Work instructions: Check each line of the data below for the word "JSON", then extract the ones that have it.

Website and app data records:
--*--
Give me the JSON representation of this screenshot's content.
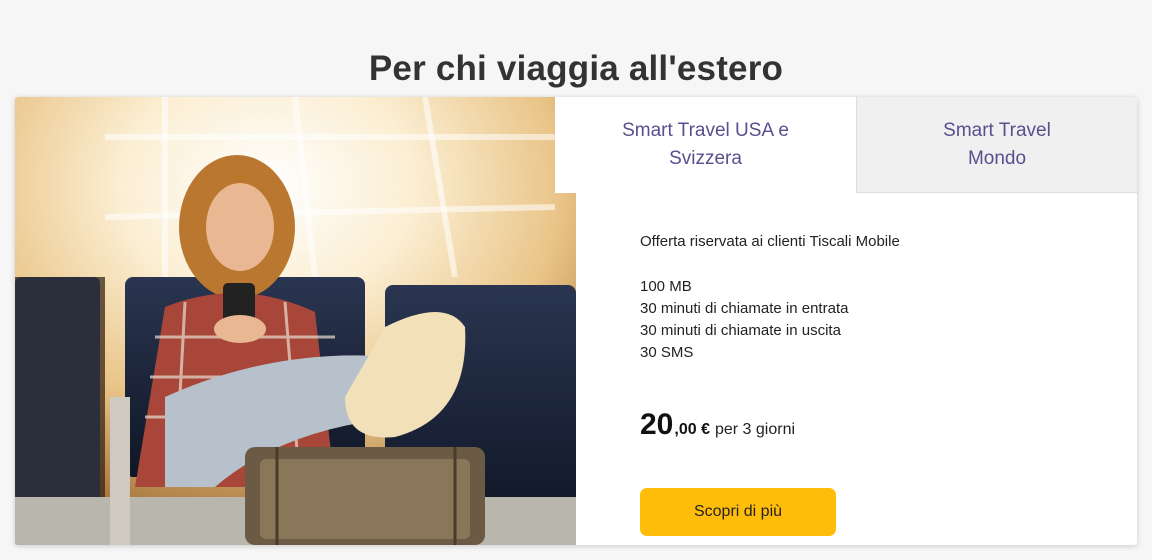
{
  "page": {
    "title": "Per chi viaggia all'estero"
  },
  "tabs": [
    {
      "label": "Smart Travel USA e Svizzera",
      "active": true
    },
    {
      "label": "Smart Travel Mondo",
      "active": false
    }
  ],
  "offer": {
    "intro": "Offerta riservata ai clienti Tiscali Mobile",
    "features": [
      "100 MB",
      "30 minuti di chiamate in entrata",
      "30 minuti di chiamate in uscita",
      "30 SMS"
    ],
    "price_int": "20",
    "price_dec": ",00 €",
    "price_period": "per 3 giorni",
    "cta_label": "Scopri di più"
  },
  "image": {
    "subject": "traveler-with-phone-and-suitcase"
  },
  "colors": {
    "tab_text": "#5a4e8f",
    "cta_bg": "#ffbd0a",
    "inactive_tab_bg": "#f0f0f0"
  }
}
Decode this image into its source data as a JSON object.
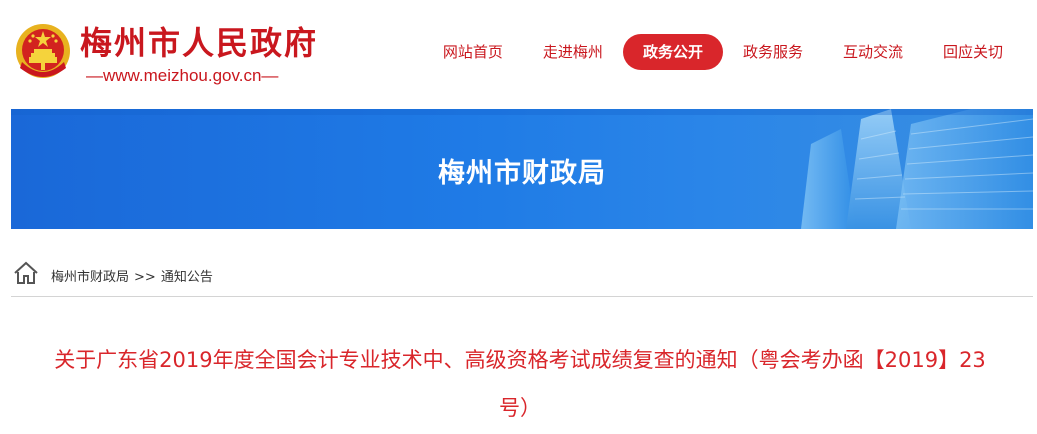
{
  "header": {
    "site_title": "梅州市人民政府",
    "site_url": "—www.meizhou.gov.cn—"
  },
  "nav": {
    "items": [
      {
        "label": "网站首页",
        "active": false
      },
      {
        "label": "走进梅州",
        "active": false
      },
      {
        "label": "政务公开",
        "active": true
      },
      {
        "label": "政务服务",
        "active": false
      },
      {
        "label": "互动交流",
        "active": false
      },
      {
        "label": "回应关切",
        "active": false
      }
    ]
  },
  "banner": {
    "title": "梅州市财政局"
  },
  "breadcrumb": {
    "items": [
      "梅州市财政局",
      "通知公告"
    ],
    "separator": ">>"
  },
  "article": {
    "title": "关于广东省2019年度全国会计专业技术中、高级资格考试成绩复查的通知（粤会考办函【2019】23号）"
  },
  "colors": {
    "brand_red": "#c9171e",
    "nav_active_bg": "#d9262b",
    "banner_blue": "#1f7be6"
  },
  "icons": {
    "emblem": "national-emblem-icon",
    "home": "home-icon"
  }
}
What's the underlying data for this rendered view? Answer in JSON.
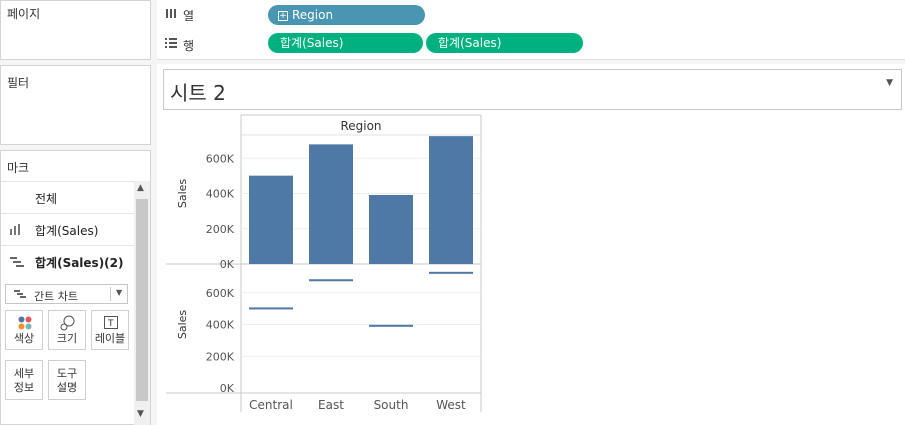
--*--
Final answer:
Give me the JSON representation of this screenshot's content.
Decode this image into its source data as a JSON object.
What's the underlying data for this rendered view? Answer in JSON.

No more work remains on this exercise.